Asking is your brain right-wing?, Chris Mooney examines recent neurological research and wonders "should we take this research seriously, given its highly controversial nature?"
Political conservatives in the UK have been found to have a larger right amygdala...and also to rely on it more in performing a risky gambling task. Thus, the hypothesis is that the amygdala is involved in conservatives' greater sensitivity to threat, and a suite of political responses that flow from that - harsher views on crime and punishment, for instance, and a greater distrust of out-groups.
Political liberals, meanwhile, have been shown to have more gray matter in the anterior cingulate cortex (ACC) - a region thought to be involved in error detection, helping us switch out of automatic responses and into controlled, measured responses - and to show greater ACC firing in a task requiring one to change a habitual pattern of responding. And this, in turn, is hypothesised to relate to liberals' greater tolerance of uncertainty and nuance, and stronger acceptance of political change.
Noting the broader implications of incomplete--although tantalizing--knowledge, he concludes that "There is simply no running away from scientific knowledge:"
This bell cannot be unrung. But interpreting its meaning is something else again. My plea: we all have strengths and weaknesses, and if politics is partly rooted in biology, then tolerance and understanding - a full understanding and acceptance of difference - become more important than ever.
Similarly, here's a look at evangelical voters and how their voting rationales differ from those of secular liberals:

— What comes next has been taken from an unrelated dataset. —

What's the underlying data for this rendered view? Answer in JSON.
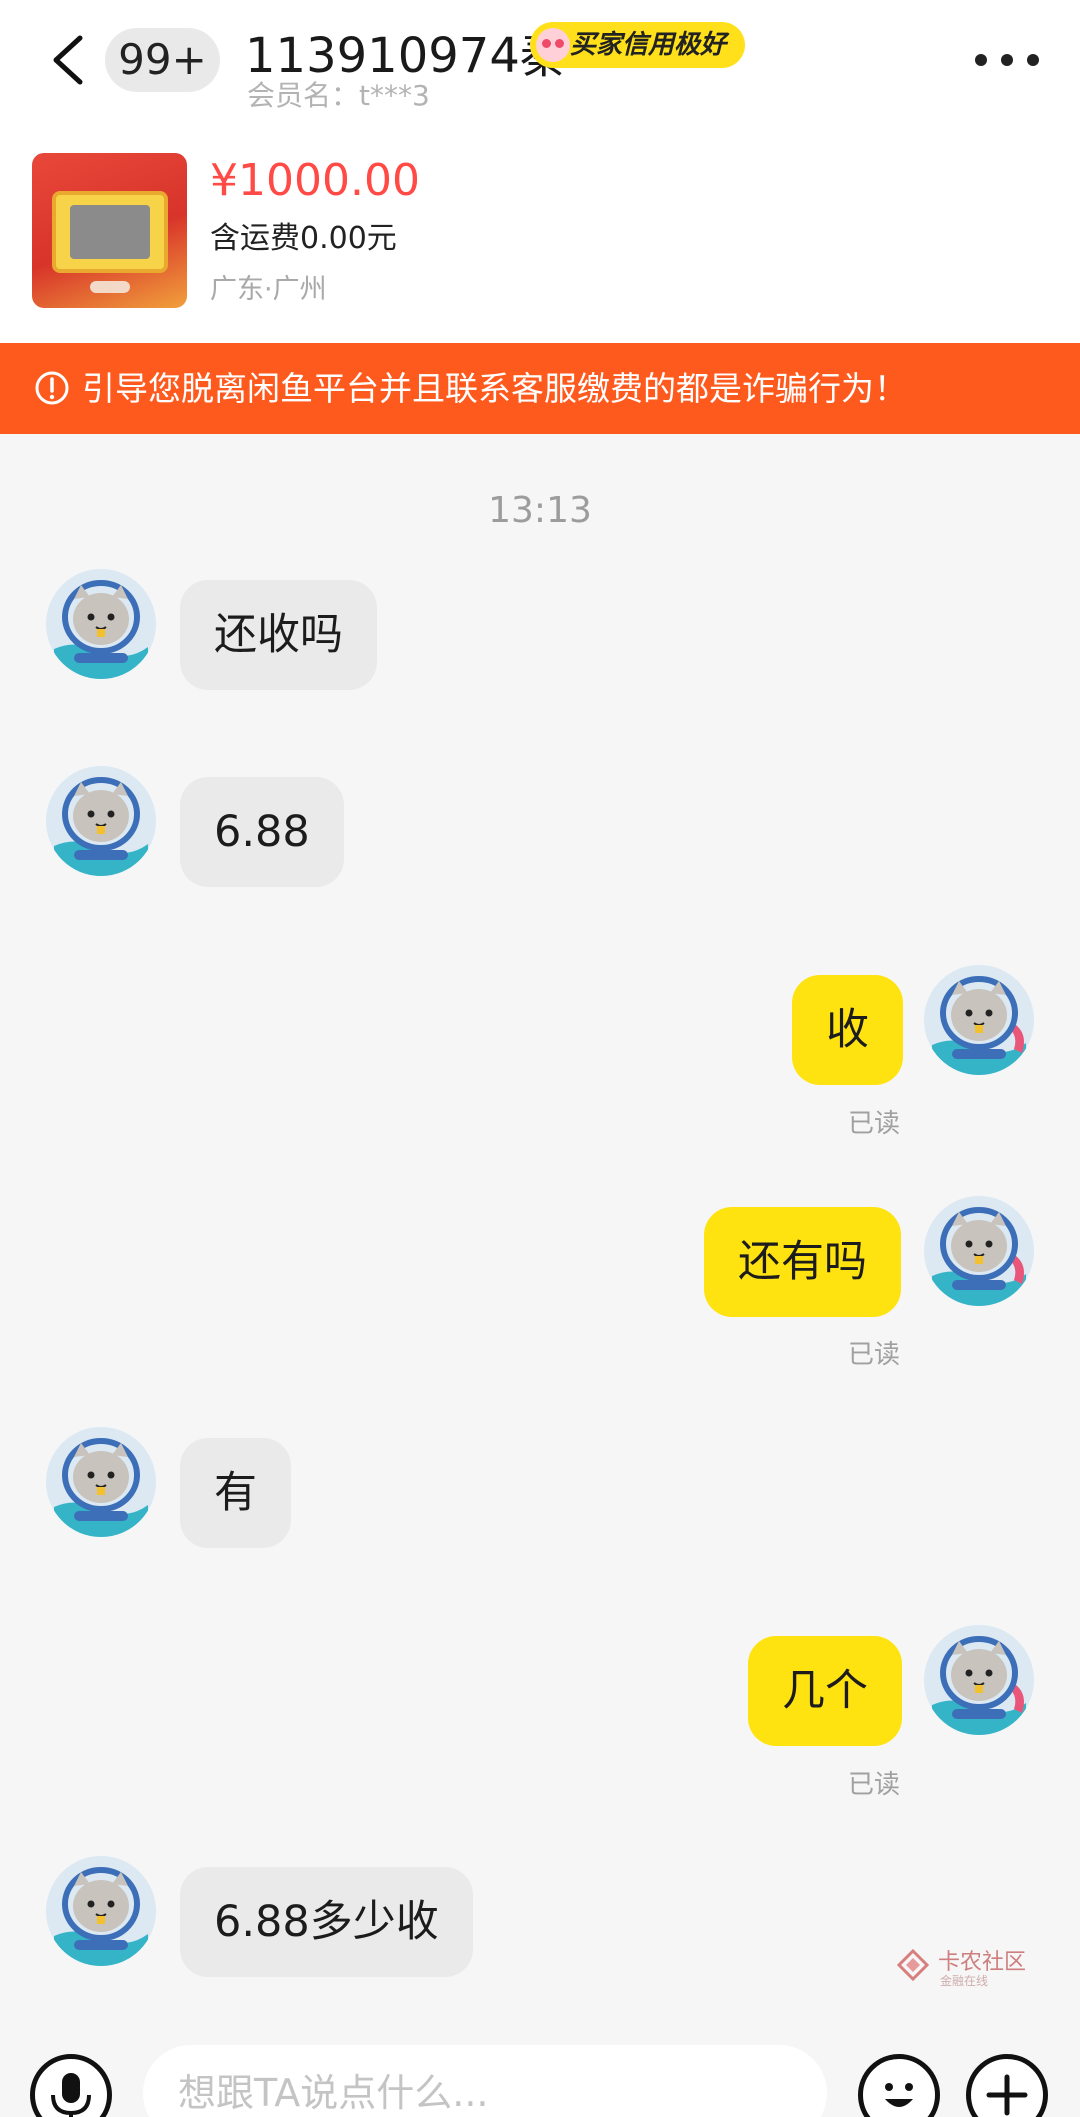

When secular liberals vote, they think about the outcome of a political choice. They think about consequences. Secular liberals want to create the social conditions that allow everyday people, behaving the way ordinary people behave, to have fewer bad outcomes.
When evangelicals vote, they think more immediately about what kind of person they are trying to become -- what humans could and should be, rather than who they are.
It's too bad that their beliefs--political and otherwise--are not more amenable to change.